Thermoelectric materials have long held the potential to provide clean alternatives for current energy sources. Efficient energy sources are becoming crucial due to the environmental damage sustained from rising greenhouse gas emissions.
Renewables are vital in the fight for cleaner energy, and thankfully, they're available in numerous forms. Global ecosystems will benefit from a wide array of substitutes to replace conventional power sources. Thermoelectrics are increasingly viable options for improved electricity production, and a recent study has proven their effectiveness.
Halide Perovskites for Green Power
Scientists have recently performed experiments on halide perovskites to test and fine-tune their thermoelectric properties. These films are inorganic, tin-based materials that can conduct electricity through heat. Leaders in clean energy have previously suggested perovskites as capable thermoelectric conductors, but no comprehensive study has arisen until now.
The material's conductive properties are encouraged by self-doping, which introduces foreign matter into the film. Inserting chlorine into the surface layer of the perovskites adds free charges to the entire system and prevents bulk oxidation. The chlorine dopants in this study act as stabilizers and sacrificial sources for free charges.
Optimizing halide perovskites for commercial use can enable cleaner energy use on multiple levels. The study expands on using the films for light-emitting diodes, photodetectors and more once they become adapted to other compatible areas. A form of thermoelectric cellulose already exists, consisting of carbon nanotubes made from bacteria. Created by researchers at the Institute of Materials Science of Barcelona, this substance displays high flexibility and electrical conductivity.

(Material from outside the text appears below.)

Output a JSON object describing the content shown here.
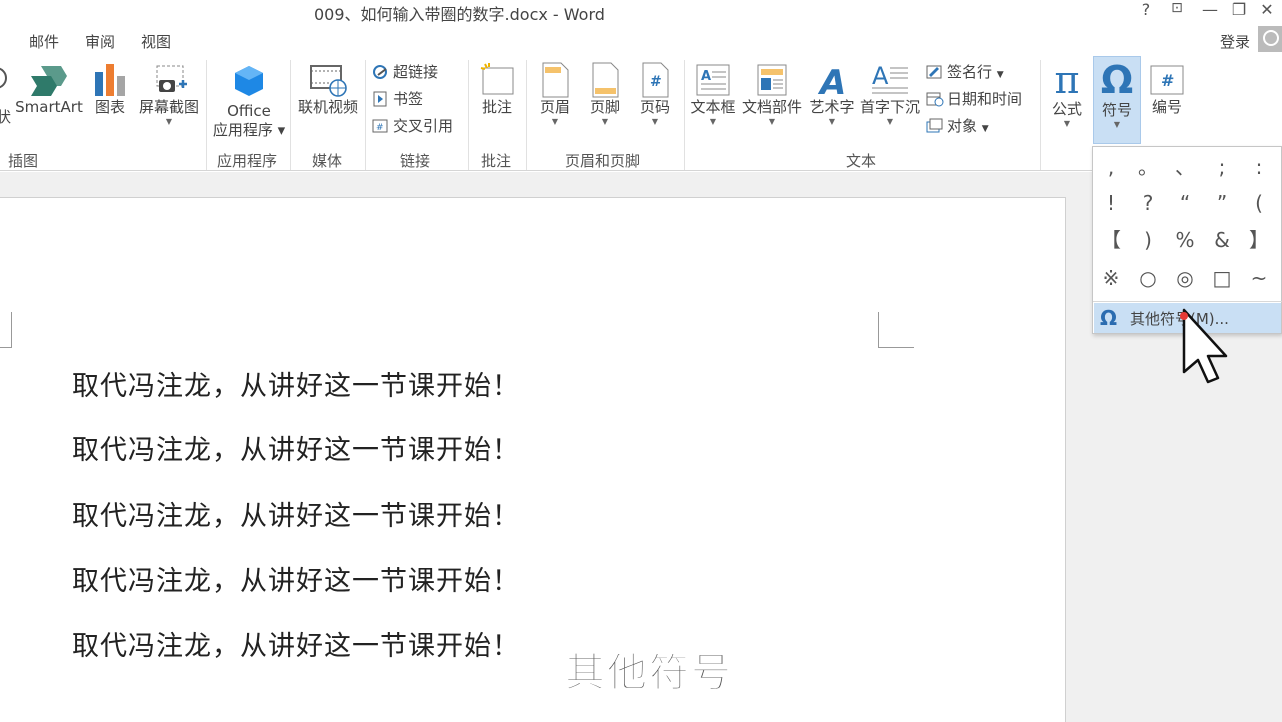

Much like the halide perovskites, this conductive cellulose has the potential for applications in wearable gear and medical devices. These innovations in clean energy use can make thermoelectricity commonplace in homes, offices and healthcare centers. Powering the world could take significantly less electricity than it already does.
Other Forms of Clean Energy

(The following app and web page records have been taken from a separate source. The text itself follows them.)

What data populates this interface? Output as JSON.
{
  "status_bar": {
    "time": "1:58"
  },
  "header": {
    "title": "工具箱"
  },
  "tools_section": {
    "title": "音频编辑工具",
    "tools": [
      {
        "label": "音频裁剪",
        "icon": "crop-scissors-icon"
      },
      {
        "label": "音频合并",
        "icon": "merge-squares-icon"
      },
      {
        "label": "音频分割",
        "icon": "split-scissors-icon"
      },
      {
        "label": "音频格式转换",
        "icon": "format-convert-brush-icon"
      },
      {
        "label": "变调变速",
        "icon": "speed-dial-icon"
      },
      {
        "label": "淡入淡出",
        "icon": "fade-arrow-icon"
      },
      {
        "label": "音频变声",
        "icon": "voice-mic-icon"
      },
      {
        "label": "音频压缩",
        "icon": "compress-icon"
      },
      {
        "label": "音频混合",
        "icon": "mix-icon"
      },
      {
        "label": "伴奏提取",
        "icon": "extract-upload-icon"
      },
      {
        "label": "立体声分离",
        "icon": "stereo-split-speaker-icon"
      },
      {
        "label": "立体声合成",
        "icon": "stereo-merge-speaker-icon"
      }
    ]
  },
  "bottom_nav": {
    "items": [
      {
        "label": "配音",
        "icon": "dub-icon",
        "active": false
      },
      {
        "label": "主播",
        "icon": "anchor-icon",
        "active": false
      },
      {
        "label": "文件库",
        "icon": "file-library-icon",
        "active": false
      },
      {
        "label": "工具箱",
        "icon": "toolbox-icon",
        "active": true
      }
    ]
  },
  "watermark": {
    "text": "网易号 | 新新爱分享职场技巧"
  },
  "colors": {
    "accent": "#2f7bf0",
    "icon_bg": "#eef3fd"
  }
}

Many forms of clean energy exist besides thermoelectric materials, including hydrogen fuel cells and biofuels. Scientists create biofuels from biomass, which can be anything from forest litter to algae. These fuels can replace the standard combustibles like gasoline and diesel, and they cost less to produce and distribute. Sorghum is a favorable crop for producing biofuel because of its versatility. The stalks contribute to feedstock for bioethanol production, while the seeds serve as food.

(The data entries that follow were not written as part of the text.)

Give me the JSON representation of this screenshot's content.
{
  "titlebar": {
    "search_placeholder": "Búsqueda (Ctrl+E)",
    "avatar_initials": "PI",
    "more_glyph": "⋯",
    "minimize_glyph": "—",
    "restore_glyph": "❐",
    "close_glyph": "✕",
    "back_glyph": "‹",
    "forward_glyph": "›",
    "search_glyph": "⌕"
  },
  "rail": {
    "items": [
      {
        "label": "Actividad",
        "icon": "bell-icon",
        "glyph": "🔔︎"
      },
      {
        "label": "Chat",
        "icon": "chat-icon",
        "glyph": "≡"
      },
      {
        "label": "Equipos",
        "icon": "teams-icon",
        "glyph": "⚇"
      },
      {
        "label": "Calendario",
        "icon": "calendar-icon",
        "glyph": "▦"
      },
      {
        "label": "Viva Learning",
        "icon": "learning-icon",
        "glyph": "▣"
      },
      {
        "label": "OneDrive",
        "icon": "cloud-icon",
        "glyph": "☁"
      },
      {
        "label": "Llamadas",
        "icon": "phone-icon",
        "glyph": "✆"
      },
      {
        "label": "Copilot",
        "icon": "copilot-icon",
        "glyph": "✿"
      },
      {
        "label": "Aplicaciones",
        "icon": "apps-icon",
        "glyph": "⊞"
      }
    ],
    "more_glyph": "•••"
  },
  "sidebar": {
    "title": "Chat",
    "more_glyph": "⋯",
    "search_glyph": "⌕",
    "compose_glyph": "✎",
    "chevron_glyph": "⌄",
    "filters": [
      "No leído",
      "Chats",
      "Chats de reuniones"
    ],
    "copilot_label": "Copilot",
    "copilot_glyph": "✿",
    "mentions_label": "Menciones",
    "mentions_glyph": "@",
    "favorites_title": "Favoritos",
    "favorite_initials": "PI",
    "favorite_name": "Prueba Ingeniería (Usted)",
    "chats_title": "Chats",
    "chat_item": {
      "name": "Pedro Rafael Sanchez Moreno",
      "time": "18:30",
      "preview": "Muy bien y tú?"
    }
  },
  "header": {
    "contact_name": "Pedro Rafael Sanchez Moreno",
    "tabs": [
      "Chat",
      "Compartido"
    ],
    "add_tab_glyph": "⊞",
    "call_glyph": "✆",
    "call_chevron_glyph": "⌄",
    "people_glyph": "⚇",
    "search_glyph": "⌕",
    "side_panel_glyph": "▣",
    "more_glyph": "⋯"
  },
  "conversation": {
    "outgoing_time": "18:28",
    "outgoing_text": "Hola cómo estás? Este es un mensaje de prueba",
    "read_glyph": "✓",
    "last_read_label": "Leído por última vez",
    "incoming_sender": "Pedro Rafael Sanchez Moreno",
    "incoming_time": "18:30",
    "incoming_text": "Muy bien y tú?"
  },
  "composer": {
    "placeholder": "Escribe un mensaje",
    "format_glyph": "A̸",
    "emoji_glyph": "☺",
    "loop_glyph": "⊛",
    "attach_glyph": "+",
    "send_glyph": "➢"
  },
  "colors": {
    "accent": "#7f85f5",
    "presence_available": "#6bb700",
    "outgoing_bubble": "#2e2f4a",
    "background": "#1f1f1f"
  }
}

Hydrogen fuel cells create clean, efficient power and generate water, electricity and heat as their only products. They don't produce harmful emissions like traditional energy sources, making them carbon-neutral. Fuel cells also work faster than combustion engines, converting chemical energy to electric with a 60% efficiency rate. Because they don't wear out or require recharging, they can work for longer and keep operations flowing without interruption.
Even diesel serves a purpose in sustainable power. Large construction equipment and freight trucks require diesel to run — a complete switch to renewable fuel isn't always feasible. Clean diesel offers a practical compromise between harmful combustibles and non-toxic renewables. Clean diesel engines release fewer emissions and are more fuel-efficient than standard versions.
These engines take biodiesel instead of crude oil, a substance that often consists of animal fat and used cooking oil. Biodiesel has grown in prevalence as a clean option for large vehicles, with 2.8 billion gallons of it produced in 2016. Compact construction equipment, such as excavators and tractors, are best suited for these diesel alternatives.
Thermoelectric materials are undeniably useful in creating clean energy, but many sources are expensive and contain toxins. Scientists experiment with telluride components in limited amounts because of the material's high toxicity. These factors make it hard to implement thermoelectrics on a universal scale, but scientists and manufacturers continually work to improve these issues. The ideal form of thermoelectricity is cheap, accessible and contains little to no toxicity risk.
Copper iodide films offer other promising materials for facilitating conductivity. Copper thermoelectric modules work best for commercial and domestic applications, like wearable devices and windows. Transparent copper iodide elements produce a high enough energy density to power a generator or fridge all day. Electricity expenses would drop, but consumers would receive the same or better power generation.
Integrating copper iodide with various nanostructures can improve thermoelectric ZT. Nanocomposites and thin-film superlattices provide two examples of components this material can combine with for enhanced conductivity. Copper functions optimally at room temperature, making it ideal for use in homes. Refining these thermoelectric materials will allow broader assimilation of them in various industries.
Clean Energy Powers Lives
Global clean energy becomes a closer reality with every discovery in thermoelectrics, biofuels and more. Switching to sustainable electricity will shrink the energy grid and reduce the amount of gas-based power people currently rely on. A low-pollution planet could be possible with the development and acceptance of alternative energy.